ACTION ITEM >> Look through the records and report how many lines include the word "phản", with no other words.

Interface dataset entries >>
+---+

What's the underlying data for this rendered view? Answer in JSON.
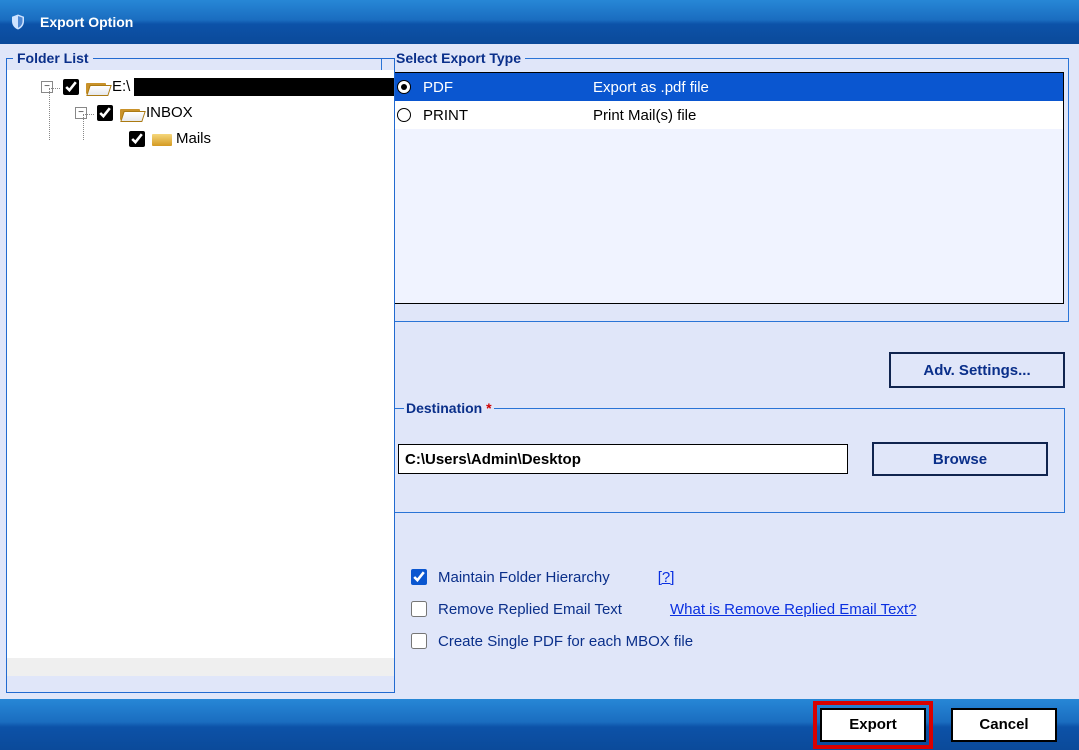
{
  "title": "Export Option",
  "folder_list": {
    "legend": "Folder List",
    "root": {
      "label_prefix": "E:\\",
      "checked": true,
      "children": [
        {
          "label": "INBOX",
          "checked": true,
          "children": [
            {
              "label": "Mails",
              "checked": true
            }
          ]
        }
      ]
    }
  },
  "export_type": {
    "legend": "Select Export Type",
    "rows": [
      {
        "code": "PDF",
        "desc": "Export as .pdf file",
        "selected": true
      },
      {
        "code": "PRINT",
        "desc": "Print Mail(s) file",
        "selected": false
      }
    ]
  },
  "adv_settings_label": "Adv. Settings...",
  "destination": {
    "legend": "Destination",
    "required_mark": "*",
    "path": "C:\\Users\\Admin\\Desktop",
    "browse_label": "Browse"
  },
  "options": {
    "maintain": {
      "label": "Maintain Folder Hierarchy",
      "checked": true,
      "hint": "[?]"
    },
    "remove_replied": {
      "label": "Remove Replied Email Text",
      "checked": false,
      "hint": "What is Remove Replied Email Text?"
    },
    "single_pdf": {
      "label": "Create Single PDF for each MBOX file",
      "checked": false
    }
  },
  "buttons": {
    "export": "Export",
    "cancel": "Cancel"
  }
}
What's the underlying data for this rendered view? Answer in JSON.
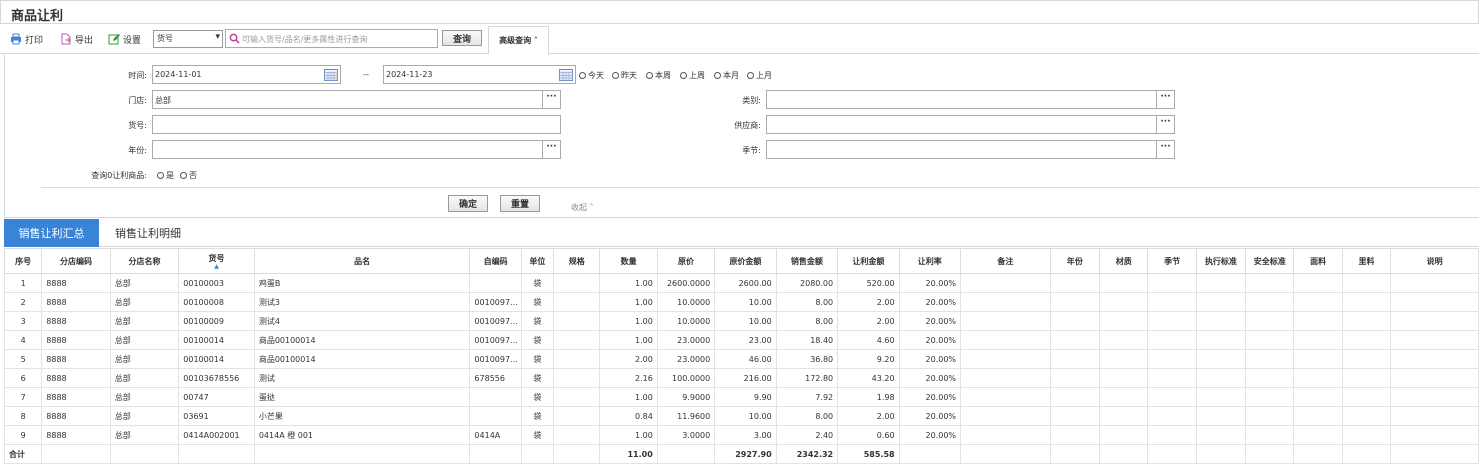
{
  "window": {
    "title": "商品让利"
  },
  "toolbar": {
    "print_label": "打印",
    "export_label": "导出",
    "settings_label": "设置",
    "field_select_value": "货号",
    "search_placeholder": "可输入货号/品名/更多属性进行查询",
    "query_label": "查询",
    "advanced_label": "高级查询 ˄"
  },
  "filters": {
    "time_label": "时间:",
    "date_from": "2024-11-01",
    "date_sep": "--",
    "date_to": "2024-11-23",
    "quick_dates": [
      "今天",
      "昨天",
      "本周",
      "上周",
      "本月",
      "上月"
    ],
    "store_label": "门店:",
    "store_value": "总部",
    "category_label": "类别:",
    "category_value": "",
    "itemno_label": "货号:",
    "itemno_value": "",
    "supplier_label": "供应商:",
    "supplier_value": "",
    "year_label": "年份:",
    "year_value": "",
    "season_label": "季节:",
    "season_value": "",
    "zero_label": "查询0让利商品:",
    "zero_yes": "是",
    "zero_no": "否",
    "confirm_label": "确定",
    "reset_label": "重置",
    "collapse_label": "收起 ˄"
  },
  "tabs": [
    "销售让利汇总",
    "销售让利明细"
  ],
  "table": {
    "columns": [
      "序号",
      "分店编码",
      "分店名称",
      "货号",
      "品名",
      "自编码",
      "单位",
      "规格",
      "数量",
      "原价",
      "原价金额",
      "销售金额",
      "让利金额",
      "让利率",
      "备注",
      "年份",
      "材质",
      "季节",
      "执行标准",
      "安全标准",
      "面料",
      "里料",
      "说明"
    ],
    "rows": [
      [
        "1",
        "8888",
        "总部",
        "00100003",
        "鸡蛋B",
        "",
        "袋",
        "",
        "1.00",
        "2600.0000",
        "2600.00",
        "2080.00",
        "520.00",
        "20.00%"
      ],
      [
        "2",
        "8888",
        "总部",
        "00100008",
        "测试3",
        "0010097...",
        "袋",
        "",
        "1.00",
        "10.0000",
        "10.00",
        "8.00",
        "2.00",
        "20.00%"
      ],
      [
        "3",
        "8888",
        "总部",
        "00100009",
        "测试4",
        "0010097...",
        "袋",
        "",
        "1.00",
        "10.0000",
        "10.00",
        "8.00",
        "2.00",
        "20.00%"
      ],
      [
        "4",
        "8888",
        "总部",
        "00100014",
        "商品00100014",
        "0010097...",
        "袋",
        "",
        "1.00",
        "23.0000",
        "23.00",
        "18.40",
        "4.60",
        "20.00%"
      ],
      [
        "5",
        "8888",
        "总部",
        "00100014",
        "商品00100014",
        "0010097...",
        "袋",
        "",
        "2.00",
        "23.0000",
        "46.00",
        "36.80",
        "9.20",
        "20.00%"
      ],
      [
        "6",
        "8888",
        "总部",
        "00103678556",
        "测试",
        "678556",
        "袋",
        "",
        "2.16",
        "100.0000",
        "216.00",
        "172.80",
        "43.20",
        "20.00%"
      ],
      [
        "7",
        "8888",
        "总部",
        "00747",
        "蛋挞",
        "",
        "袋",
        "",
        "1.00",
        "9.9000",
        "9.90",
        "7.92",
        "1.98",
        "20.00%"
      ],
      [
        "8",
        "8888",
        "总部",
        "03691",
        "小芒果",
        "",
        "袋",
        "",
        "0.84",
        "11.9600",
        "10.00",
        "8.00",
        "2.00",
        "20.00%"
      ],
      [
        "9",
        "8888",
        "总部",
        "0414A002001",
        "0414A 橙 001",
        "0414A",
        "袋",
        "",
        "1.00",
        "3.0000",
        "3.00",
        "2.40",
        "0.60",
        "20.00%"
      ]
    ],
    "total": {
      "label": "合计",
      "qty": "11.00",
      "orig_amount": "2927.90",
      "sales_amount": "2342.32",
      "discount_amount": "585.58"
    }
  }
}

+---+

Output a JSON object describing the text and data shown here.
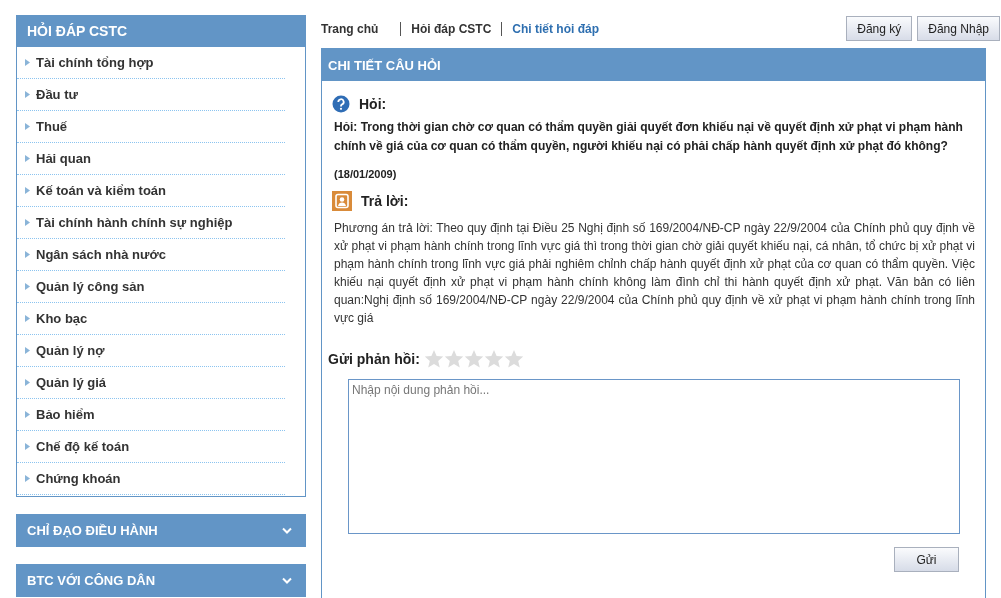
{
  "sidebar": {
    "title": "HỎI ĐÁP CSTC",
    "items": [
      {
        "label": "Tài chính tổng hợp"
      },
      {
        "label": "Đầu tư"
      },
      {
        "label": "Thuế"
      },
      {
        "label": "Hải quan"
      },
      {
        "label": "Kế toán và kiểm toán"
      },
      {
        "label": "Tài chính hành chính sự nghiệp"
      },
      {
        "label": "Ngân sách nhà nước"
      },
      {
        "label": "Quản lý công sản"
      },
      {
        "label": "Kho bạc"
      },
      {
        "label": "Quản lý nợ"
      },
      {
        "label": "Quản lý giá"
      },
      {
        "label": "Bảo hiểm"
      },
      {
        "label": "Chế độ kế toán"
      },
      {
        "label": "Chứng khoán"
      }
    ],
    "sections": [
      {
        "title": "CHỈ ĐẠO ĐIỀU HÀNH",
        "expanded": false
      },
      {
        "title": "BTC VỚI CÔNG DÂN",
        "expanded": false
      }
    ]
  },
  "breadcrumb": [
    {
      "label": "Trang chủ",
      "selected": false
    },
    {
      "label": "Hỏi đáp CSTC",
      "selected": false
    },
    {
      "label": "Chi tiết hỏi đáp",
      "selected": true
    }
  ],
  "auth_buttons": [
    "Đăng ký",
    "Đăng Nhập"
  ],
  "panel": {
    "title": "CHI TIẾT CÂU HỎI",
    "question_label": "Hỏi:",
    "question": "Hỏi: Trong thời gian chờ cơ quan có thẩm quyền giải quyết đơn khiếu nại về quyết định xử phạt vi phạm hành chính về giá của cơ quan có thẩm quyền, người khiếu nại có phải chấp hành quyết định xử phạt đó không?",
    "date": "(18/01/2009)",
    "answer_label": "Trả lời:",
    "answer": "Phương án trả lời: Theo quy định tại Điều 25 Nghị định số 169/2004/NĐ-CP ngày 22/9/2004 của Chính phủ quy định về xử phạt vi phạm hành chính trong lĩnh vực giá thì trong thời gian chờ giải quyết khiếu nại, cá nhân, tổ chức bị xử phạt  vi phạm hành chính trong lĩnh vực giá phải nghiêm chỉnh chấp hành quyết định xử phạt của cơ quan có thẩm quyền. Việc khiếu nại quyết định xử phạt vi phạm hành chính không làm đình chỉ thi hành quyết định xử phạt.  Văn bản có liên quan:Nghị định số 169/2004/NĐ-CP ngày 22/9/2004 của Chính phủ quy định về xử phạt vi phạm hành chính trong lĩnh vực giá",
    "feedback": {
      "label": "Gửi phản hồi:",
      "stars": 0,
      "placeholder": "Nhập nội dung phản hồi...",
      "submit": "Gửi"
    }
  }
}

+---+

EXERCISE RESULT >> 2